Public Safety in our Community
We deserve a robust public safety system in our community. We also need to establish forward looking partnerships that will withstand the political whims of our times. In my many years of involvement with the Police Commission – advising the Police Chief, the City Manager and the City Council on police matters, practices, community values and best practices – I have observed how an insufficient public safety level makes life challenging for residents of neighborhoods that are perceived as being unsafe. Attracting and developing businesses in such neighborhoods is also challenging. Finally, it can be very difficult to engage neighbors in envisioning a positive future for their community when they are worn down or disillusioned by crime control efforts that have failed in the past.
Given limited resources combined with the growing need to address our safety, the Police Department needs to consider partnering with local organizations to incorporate public safety into a comprehensive community development approach. This partnership’s primary focus is a reduction in crime. I believe this is a necessary precursor to revitalizing efforts. The result can be a healthier community with an enhanced quality of life.
However, we must be careful not to rely merely on police enforcement but also engage in building social capital and in economic development. As we build partnerships between the police, organizations, and the broader community we must be inclusive regarding varying perspectives of law enforcement early and often through the process. Only then can we achieve a deeper and ongoing mutual support rather than just a superficial exchange. Only then can we actually create safety proactively rather than just responding to crime afterward.
We can be a different community where crime is not a part of daily life; we can stand our ground in establishing the interconnected pieces of a comprehensive revitalization of our community and our expectations of public safety. In the end, I believe that integrating community safety initiatives will yield long lasting results. At my urging and with overwhelming support from the rest of the police commissioners, the Police Commission will have a State of the Public Safety Forum in the next few months to review findings from both law enforcement and the larger community. I look forward to my involvement with this forum.
Some Thoughts on the Downtown Public Safety Zone Ordinance
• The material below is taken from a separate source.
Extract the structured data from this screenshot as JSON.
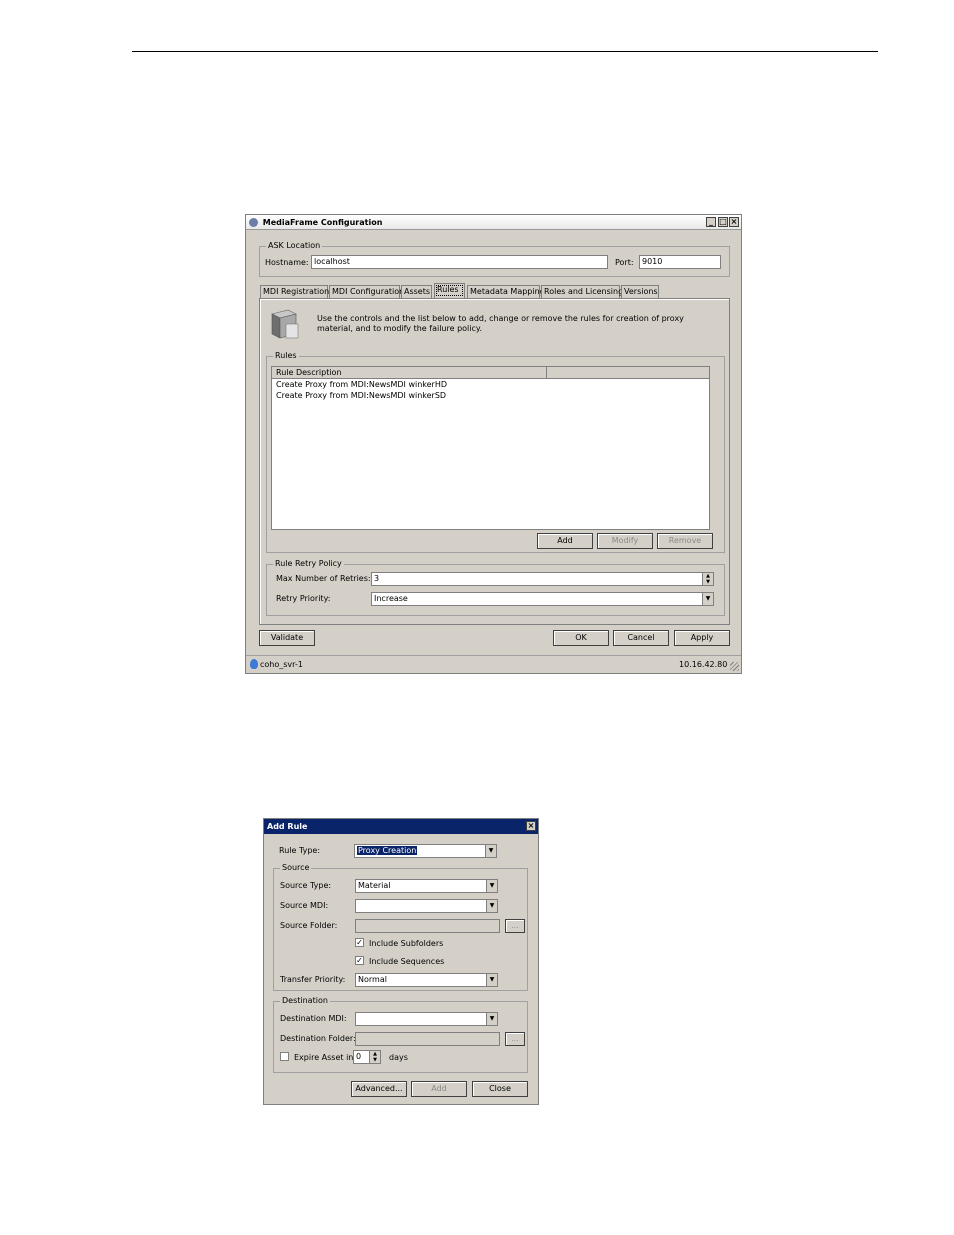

At one time, our downtown was the epicenter of regional activity, and a destination for business, leisure, and civic and cultural events. But as retail and transportation behavior changed, downtown became less vibrant. We have tried many things to reverse downtown’s decline: We had a mall, we closed streets, we opened streets, we lured businesses, we lost businesses. I am very excited that the past couple of years have shown significant positive developments downtown in both commercial and residential development.
As one component of a 12-point downtown public safety plan, we have a Downtown Public Safety Zone Exclusion Ordinance, which allows the City to exclude people from the downtown area for certain crimes, sometimes without a conviction. I don’t believe an ordinance like this should be permanent. Instead, I envision a downtown that is truly welcoming for all people. We need is to ensure the ordinance, even in its transition stage as recently adopted by the City Council, does not target marginalized and vulnerable people such as people without homes, who rely on public spaces for resting places, bathrooms, and safety.
I support the Council’s recent decision to establish a committee to develop a strategy to end the exclusion zone. As we find ways to transition out of the ordinance, we need a fundamental understanding of equity and fairness in how we treat each other. Each person wishing to be downtown has to have equal rights, and also to be cognizant that others have the same rights. We need to be open to all, including those wishing to empower families doing commerce, enabling economic development, those wanting to experience culture, those wanting to experience music and street and non-street art.
Ultimately, what will help downtown the most is more events and more people downtown. The Eugene 150 celebration, art walks, concerts and open houses are just some examples of what we need.